» **EXERCISE BRIEF**:
Your answer must be an exact copy of every record.

:: WORKING DATA

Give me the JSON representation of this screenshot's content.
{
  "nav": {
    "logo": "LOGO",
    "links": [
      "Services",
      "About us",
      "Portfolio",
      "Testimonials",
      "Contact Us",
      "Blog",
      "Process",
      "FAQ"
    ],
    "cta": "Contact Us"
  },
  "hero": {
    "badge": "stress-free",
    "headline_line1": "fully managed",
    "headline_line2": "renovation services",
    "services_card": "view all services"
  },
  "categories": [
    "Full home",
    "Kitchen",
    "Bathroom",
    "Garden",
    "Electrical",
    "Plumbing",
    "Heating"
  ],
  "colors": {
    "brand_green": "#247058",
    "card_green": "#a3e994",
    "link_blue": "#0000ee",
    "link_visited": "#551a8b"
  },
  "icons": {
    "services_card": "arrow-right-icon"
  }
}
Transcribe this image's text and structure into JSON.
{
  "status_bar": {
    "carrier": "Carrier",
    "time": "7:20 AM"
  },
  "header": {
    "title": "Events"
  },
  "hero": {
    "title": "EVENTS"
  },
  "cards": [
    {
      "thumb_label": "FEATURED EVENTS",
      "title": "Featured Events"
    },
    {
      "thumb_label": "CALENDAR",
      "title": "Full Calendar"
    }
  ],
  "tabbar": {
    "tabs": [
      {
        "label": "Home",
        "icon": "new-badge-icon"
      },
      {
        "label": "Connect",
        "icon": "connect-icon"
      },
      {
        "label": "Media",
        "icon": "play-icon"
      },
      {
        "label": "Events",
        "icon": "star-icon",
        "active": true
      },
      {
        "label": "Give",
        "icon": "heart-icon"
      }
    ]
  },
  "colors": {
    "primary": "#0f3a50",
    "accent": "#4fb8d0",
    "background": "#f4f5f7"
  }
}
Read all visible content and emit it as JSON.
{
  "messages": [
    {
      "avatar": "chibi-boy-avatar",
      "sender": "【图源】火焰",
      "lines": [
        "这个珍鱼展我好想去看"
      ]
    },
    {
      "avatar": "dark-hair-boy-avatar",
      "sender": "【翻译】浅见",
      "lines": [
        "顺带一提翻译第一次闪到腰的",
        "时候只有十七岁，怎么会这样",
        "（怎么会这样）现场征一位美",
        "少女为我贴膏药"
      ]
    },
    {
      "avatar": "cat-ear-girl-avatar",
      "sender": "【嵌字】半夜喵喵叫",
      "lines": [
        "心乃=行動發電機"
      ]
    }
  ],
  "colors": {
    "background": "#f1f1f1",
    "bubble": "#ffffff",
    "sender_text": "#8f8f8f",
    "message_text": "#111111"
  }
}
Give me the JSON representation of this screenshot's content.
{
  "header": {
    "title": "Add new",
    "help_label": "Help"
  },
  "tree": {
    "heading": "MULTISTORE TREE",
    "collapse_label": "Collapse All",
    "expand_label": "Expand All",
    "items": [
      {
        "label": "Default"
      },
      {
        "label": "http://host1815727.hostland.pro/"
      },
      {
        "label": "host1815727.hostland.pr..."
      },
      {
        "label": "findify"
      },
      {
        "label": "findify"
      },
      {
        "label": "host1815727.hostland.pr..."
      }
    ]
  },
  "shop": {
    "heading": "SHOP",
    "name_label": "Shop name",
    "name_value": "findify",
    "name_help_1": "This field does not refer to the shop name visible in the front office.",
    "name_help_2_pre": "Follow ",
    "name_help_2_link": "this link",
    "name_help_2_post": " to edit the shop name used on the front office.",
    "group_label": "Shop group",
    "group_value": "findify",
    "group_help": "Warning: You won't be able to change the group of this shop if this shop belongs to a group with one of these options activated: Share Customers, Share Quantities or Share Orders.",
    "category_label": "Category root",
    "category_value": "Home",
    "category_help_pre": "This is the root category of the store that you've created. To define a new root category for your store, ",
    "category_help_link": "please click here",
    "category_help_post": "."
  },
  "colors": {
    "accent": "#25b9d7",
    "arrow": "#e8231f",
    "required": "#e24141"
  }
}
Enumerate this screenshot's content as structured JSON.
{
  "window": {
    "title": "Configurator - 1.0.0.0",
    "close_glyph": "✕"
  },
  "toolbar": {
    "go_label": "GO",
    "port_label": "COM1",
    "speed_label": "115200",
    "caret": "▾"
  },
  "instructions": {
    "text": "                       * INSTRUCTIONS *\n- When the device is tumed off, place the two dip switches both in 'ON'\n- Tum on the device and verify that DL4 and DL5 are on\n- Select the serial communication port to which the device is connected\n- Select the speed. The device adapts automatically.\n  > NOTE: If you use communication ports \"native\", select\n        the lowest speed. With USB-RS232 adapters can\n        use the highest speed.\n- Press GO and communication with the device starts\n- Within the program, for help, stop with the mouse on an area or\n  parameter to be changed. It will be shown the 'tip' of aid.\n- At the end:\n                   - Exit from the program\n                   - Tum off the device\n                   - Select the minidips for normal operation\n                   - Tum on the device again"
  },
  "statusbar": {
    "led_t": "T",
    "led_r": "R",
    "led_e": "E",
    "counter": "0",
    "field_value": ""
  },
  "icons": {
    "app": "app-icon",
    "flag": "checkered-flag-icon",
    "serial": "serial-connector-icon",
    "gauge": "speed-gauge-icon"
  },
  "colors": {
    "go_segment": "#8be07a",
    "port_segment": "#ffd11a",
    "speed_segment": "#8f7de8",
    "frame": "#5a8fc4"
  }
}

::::

» **ANSWER BELOW**:
Give me the JSON representation of this screenshot's content.
{
  "nav": {
    "logo": "LOGO",
    "links": [
      "Services",
      "About us",
      "Portfolio",
      "Testimonials",
      "Contact Us",
      "Blog",
      "Process",
      "FAQ"
    ],
    "cta": "Contact Us"
  },
  "hero": {
    "badge": "stress-free",
    "headline_line1": "fully managed",
    "headline_line2": "renovation services",
    "services_card": "view all services"
  },
  "categories": [
    "Full home",
    "Kitchen",
    "Bathroom",
    "Garden",
    "Electrical",
    "Plumbing",
    "Heating"
  ],
  "colors": {
    "brand_green": "#247058",
    "card_green": "#a3e994",
    "link_blue": "#0000ee",
    "link_visited": "#551a8b"
  },
  "icons": {
    "services_card": "arrow-right-icon"
  }
}
Transcribe this image's text and structure into JSON.
{
  "status_bar": {
    "carrier": "Carrier",
    "time": "7:20 AM"
  },
  "header": {
    "title": "Events"
  },
  "hero": {
    "title": "EVENTS"
  },
  "cards": [
    {
      "thumb_label": "FEATURED EVENTS",
      "title": "Featured Events"
    },
    {
      "thumb_label": "CALENDAR",
      "title": "Full Calendar"
    }
  ],
  "tabbar": {
    "tabs": [
      {
        "label": "Home",
        "icon": "new-badge-icon"
      },
      {
        "label": "Connect",
        "icon": "connect-icon"
      },
      {
        "label": "Media",
        "icon": "play-icon"
      },
      {
        "label": "Events",
        "icon": "star-icon",
        "active": true
      },
      {
        "label": "Give",
        "icon": "heart-icon"
      }
    ]
  },
  "colors": {
    "primary": "#0f3a50",
    "accent": "#4fb8d0",
    "background": "#f4f5f7"
  }
}
Read all visible content and emit it as JSON.
{
  "messages": [
    {
      "avatar": "chibi-boy-avatar",
      "sender": "【图源】火焰",
      "lines": [
        "这个珍鱼展我好想去看"
      ]
    },
    {
      "avatar": "dark-hair-boy-avatar",
      "sender": "【翻译】浅见",
      "lines": [
        "顺带一提翻译第一次闪到腰的",
        "时候只有十七岁，怎么会这样",
        "（怎么会这样）现场征一位美",
        "少女为我贴膏药"
      ]
    },
    {
      "avatar": "cat-ear-girl-avatar",
      "sender": "【嵌字】半夜喵喵叫",
      "lines": [
        "心乃=行動發電機"
      ]
    }
  ],
  "colors": {
    "background": "#f1f1f1",
    "bubble": "#ffffff",
    "sender_text": "#8f8f8f",
    "message_text": "#111111"
  }
}
Give me the JSON representation of this screenshot's content.
{
  "header": {
    "title": "Add new",
    "help_label": "Help"
  },
  "tree": {
    "heading": "MULTISTORE TREE",
    "collapse_label": "Collapse All",
    "expand_label": "Expand All",
    "items": [
      {
        "label": "Default"
      },
      {
        "label": "http://host1815727.hostland.pro/"
      },
      {
        "label": "host1815727.hostland.pr..."
      },
      {
        "label": "findify"
      },
      {
        "label": "findify"
      },
      {
        "label": "host1815727.hostland.pr..."
      }
    ]
  },
  "shop": {
    "heading": "SHOP",
    "name_label": "Shop name",
    "name_value": "findify",
    "name_help_1": "This field does not refer to the shop name visible in the front office.",
    "name_help_2_pre": "Follow ",
    "name_help_2_link": "this link",
    "name_help_2_post": " to edit the shop name used on the front office.",
    "group_label": "Shop group",
    "group_value": "findify",
    "group_help": "Warning: You won't be able to change the group of this shop if this shop belongs to a group with one of these options activated: Share Customers, Share Quantities or Share Orders.",
    "category_label": "Category root",
    "category_value": "Home",
    "category_help_pre": "This is the root category of the store that you've created. To define a new root category for your store, ",
    "category_help_link": "please click here",
    "category_help_post": "."
  },
  "colors": {
    "accent": "#25b9d7",
    "arrow": "#e8231f",
    "required": "#e24141"
  }
}
Enumerate this screenshot's content as structured JSON.
{
  "window": {
    "title": "Configurator - 1.0.0.0",
    "close_glyph": "✕"
  },
  "toolbar": {
    "go_label": "GO",
    "port_label": "COM1",
    "speed_label": "115200",
    "caret": "▾"
  },
  "instructions": {
    "text": "                       * INSTRUCTIONS *\n- When the device is tumed off, place the two dip switches both in 'ON'\n- Tum on the device and verify that DL4 and DL5 are on\n- Select the serial communication port to which the device is connected\n- Select the speed. The device adapts automatically.\n  > NOTE: If you use communication ports \"native\", select\n        the lowest speed. With USB-RS232 adapters can\n        use the highest speed.\n- Press GO and communication with the device starts\n- Within the program, for help, stop with the mouse on an area or\n  parameter to be changed. It will be shown the 'tip' of aid.\n- At the end:\n                   - Exit from the program\n                   - Tum off the device\n                   - Select the minidips for normal operation\n                   - Tum on the device again"
  },
  "statusbar": {
    "led_t": "T",
    "led_r": "R",
    "led_e": "E",
    "counter": "0",
    "field_value": ""
  },
  "icons": {
    "app": "app-icon",
    "flag": "checkered-flag-icon",
    "serial": "serial-connector-icon",
    "gauge": "speed-gauge-icon"
  },
  "colors": {
    "go_segment": "#8be07a",
    "port_segment": "#ffd11a",
    "speed_segment": "#8f7de8",
    "frame": "#5a8fc4"
  }
}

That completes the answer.